If you program a timer couter to trigger an interrupt every 1 us to toggle a pin, the first time you toggle the pin, it will take 1 us + ~ 12 * 11.9 ns =~ 1.144 us. But the next time you toggle the pin, it will take only 1us !

The solution might be to select a smaller period for the first timestamp (~ (1 us - 144ns)) then inside the ISR, select 1 us period. AFAIk, the problem is that you are not supposed to update the timer frequency once started, unless you disable the clock, update frequency and enable the clock again.

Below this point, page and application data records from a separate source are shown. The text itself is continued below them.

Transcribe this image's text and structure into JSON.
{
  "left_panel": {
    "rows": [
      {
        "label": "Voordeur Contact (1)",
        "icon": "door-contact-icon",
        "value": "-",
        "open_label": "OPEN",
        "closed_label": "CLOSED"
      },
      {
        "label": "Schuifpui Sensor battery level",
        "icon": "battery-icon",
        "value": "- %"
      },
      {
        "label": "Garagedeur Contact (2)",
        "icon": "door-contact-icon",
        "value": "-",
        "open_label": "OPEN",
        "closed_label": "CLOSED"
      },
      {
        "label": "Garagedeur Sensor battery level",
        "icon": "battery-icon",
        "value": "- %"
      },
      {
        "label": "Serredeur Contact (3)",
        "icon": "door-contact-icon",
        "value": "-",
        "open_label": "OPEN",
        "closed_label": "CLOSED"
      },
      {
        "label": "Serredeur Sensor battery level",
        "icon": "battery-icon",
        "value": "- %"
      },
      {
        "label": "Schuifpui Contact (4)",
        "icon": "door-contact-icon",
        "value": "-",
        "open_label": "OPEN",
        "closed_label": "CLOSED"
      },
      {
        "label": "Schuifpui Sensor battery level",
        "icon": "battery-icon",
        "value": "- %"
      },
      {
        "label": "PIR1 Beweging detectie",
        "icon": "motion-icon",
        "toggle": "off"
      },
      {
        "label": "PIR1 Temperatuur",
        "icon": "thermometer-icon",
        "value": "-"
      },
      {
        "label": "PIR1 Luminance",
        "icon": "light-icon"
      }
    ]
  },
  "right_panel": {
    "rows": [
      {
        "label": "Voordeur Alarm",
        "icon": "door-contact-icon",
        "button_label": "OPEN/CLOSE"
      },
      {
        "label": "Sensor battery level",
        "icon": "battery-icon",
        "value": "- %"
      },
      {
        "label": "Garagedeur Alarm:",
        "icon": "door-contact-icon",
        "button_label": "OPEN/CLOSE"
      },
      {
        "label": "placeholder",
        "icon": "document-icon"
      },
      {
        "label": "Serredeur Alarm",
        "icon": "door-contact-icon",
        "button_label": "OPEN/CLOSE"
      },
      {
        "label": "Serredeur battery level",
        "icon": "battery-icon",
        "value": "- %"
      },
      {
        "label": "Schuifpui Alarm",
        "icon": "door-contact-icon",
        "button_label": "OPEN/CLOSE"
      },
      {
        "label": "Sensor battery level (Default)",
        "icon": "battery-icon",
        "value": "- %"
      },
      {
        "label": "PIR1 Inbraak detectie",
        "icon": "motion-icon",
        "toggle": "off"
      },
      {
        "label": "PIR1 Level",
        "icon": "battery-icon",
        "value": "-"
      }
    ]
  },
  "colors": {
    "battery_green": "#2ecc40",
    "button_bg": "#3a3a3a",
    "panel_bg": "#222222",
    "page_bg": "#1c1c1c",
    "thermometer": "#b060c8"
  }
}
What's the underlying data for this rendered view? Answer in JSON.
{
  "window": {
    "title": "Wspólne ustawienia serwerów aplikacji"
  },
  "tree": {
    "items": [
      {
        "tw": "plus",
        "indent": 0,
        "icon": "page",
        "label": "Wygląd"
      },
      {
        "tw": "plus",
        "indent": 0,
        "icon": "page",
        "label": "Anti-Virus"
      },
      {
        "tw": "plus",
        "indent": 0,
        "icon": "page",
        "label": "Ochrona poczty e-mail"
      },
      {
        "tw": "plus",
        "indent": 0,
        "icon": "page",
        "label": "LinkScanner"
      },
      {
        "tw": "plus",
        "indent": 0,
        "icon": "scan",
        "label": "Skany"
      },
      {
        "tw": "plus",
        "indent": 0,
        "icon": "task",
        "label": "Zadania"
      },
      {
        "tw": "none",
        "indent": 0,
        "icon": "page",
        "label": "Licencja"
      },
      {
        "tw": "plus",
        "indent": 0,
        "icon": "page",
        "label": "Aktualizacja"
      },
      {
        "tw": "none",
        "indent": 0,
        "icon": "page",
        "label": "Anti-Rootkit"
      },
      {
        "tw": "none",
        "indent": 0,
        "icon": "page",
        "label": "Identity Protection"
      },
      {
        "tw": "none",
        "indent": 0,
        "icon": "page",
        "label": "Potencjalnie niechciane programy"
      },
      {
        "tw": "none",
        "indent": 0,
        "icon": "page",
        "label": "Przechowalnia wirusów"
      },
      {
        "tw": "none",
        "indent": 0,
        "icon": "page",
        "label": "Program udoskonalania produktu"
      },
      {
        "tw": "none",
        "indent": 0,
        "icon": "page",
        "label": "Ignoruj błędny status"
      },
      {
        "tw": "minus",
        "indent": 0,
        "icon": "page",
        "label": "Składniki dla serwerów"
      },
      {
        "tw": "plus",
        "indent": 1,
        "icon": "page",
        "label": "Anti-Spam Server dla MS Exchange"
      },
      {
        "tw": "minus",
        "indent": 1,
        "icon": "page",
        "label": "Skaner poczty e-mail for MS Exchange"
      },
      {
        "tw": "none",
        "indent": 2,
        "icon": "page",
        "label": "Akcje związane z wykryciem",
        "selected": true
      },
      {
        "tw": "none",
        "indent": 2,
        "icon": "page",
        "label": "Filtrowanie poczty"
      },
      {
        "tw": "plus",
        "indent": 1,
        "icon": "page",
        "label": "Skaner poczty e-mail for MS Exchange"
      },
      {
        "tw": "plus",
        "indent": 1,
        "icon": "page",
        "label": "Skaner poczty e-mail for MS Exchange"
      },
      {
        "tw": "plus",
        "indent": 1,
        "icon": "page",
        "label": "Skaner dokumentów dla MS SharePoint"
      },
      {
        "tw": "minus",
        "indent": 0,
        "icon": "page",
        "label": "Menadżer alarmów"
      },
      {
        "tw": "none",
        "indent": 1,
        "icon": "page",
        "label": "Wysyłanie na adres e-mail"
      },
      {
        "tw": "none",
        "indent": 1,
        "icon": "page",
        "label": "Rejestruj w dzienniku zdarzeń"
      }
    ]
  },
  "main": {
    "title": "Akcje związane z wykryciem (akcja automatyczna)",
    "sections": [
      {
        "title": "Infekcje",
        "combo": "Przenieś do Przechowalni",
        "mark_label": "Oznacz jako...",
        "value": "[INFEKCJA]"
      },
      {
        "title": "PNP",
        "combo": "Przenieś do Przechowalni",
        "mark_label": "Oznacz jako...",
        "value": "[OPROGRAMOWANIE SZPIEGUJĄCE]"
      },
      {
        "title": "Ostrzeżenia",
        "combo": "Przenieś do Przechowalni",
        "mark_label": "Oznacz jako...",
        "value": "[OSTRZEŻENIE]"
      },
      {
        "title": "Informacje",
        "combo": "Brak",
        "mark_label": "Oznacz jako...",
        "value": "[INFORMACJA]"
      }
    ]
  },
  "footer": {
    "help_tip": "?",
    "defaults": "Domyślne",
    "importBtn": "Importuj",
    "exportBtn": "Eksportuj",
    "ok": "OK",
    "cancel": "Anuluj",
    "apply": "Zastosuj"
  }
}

However, you can trigger interrupts as well with a PWM, and you can easily update the PWM frequency on the fly with PWM_CPRDUPD.

Here are 2 example sketches with a Timer Counter and a PWM:

Code: [Select]

void setup() {

  pinMode(LED_BUILTIN, OUTPUT);
  tc_setup();
}

void loop() {
}

void tc_setup() {

  PMC->PMC_PCER0 |= PMC_PCER0_PID29;                       // TC2 power ON : Timer Counter 0 channel 2 IS TC2
  TC0->TC_CHANNEL[2].TC_CMR = TC_CMR_TCCLKS_TIMER_CLOCK1   // MCK/2, clk on rising edge
                              | TC_CMR_WAVE                // Waveform mode
                              | TC_CMR_WAVSEL_UP_RC;       // UP mode with automatic trigger on RC Compare

  TC0->TC_CHANNEL[2].TC_RC = 42;                           // Frequency = (Mck/2)/TC_RC  Hz = 1 MHz
  TC0->TC_CHANNEL[2].TC_IER = TC_IER_CPCS;                 // Interrupt on RC compare match
  NVIC_EnableIRQ(TC2_IRQn);                                // Enable interrupts
  TC0->TC_CHANNEL[2].TC_CCR = TC_CCR_SWTRG | TC_CCR_CLKEN; // Software trigger and enable

}

void TC2_Handler() {
  static uint32_t Count;
 
  TC0->TC_CHANNEL[2].TC_SR;         // Read and clear status register

  if (Count++ == 1000000) {
    Count = 0;
   
    PIOB->PIO_ODSR ^= PIO_ODSR_P27;
  }
}




Code: [Select]

void setup() {
 
  pinMode(LED_BUILTIN, OUTPUT);
  pwm_setup();
}

void loop() {
}

void pwm_setup() {
  PMC->PMC_PCER1 |= PMC_PCER1_PID36;                   // PWM power ON

 
  PWM->PWM_CLK = PWM_CLK_PREB(0) | PWM_CLK_DIVB(1);    // select Frequency : Mck = 84 MHz

  PWM->PWM_CH_NUM[0].PWM_CMR = PWM_CMR_CPRE_CLKB;      // The period is left aligned, clock source as CLKB on channel 0
  PWM->PWM_CH_NUM[0].PWM_CPRD = 84;                    // Set the PWM frequency 84 MHz/ CPRD = 1 MHz
 
  PWM->PWM_IER1 = PWM_IER1_CHID0;                      // Interrupt on counter event (CPRD compare match)
  NVIC_EnableIRQ(PWM_IRQn);                            // Enable interrupt

  PWM->PWM_ENA = PWM_ENA_CHID0;                        // Enable PWM channel 0
}
void PWM_Handler() {
  static uint32_t Count;
 
  PWM->PWM_ISR1;      // Read and Clear status register
  if (Count++ == 1000000) {
   
    PIOB->PIO_ODSR ^= PIO_ODSR_P27;
    Count = 0;
  }
 
  // update PWM frequency with  PWM->PWM_CH_NUM[0].PWM_CPRDUPD = ....;
}


Go Up